Tayside officer calls for 999 callers to be charged 50p
A Tayside Police officer has called for people to be charged money to dial 999 in an effort to cut the number of nuisance calls.
David Hamilton, secretary of the Tayside branch of the Scottish Police Federation, has suggested callers pay 50p to report emergencies.
Sgt Hamilton's suggestion was prompted by his experience in the police control room.
The officer posted his idea on Twitter.
His tweet asked: "Maybe time to make 999 a premium rate number?
"If a genuine emergency you'd spend 50p to report it. Phone boxes exempt."
Figures from Tayside Police showed that in 2009 the force received 4,742 hoax or nuisance calls.
Sgt Hamilton said: "We may want to look at the possibly of a premium rate for 999 calls, because at the moments it's free, phoning the police through other lines is not free and we get a lot of inappropriately routed calls through to the 999 network that shouldn't be there.
"It is not hoaxers as such; it's people not using it properly and see it as an easy option to use the 999 network.
"Somebody who's been called a name on Facebook, that's not an emergency, yet that's the type of call we're getting to the 999 services."
He added some of the calls the police received were ridiculous.
"I know down south in Cornwall, they had a call where someone called 999 to report they had run out of toilet paper.
"That's the level of calls coming in and a significant number are of that nature and we need to try and see what we can do to stop that and this is just one option of many."
David Sinclair, from Victim Support Scotland, said he did not reject the idea completely, but that it would need some "very deep thinking".
He said: "The thought that even one person could be deterred from calling 999 because of a charge needs to be seriously considered.
"The suggestion of a charge does not appear to be the most viable suggestion we have ever had, the 999 service is recognised as a national emergency service."
But Sgt Hamilton disputed the suggestion that people would be put off dialling 999 if they had to pay.
He added: "I would suggest if someone's house is burning down the last thing they are going to be worried about is spending 30 pence or 50 pence to make that call, it is an emergency.
"I don't accept people would be deterred.

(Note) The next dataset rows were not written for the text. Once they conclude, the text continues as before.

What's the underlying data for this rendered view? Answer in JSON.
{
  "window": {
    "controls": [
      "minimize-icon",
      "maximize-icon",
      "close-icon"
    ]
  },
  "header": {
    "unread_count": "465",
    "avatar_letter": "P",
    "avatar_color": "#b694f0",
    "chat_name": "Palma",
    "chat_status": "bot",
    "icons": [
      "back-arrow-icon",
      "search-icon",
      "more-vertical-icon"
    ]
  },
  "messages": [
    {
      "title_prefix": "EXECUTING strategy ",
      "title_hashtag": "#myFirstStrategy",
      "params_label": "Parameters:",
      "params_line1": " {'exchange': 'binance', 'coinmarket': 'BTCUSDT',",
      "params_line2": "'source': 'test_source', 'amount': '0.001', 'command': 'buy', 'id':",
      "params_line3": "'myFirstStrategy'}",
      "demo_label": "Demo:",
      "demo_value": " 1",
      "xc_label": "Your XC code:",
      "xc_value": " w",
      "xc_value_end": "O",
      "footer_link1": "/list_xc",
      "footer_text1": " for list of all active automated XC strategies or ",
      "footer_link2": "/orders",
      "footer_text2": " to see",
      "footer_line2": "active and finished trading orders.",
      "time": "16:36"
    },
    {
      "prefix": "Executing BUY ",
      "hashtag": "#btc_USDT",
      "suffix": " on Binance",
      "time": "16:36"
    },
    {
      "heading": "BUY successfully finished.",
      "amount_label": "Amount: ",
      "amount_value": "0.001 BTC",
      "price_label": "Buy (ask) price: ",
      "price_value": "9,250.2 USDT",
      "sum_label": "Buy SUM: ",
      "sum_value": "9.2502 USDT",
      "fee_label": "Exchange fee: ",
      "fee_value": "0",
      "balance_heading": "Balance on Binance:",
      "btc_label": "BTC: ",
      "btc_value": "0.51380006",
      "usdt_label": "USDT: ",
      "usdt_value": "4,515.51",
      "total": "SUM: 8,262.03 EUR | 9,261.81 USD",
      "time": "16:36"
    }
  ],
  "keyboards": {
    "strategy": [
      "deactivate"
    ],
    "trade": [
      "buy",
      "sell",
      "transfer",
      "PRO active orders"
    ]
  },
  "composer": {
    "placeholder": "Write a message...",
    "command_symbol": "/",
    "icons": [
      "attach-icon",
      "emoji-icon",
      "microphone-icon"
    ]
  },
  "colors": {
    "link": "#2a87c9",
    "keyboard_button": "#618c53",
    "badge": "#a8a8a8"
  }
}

What it will do though, is deter people from making inappropriate use."
A Tayside Police spokeswoman said: "The 999 emergency telephone number is a vital service and must remain free for every member of our communities to use.
"There are however instances when the 999 system is inappropriately used and we are addressing this by educating the public on its use.
"This coupled with the introduction of the single non-emergency number '101' in the coming months should make it easier for the public to contact the police in the most appropriate way."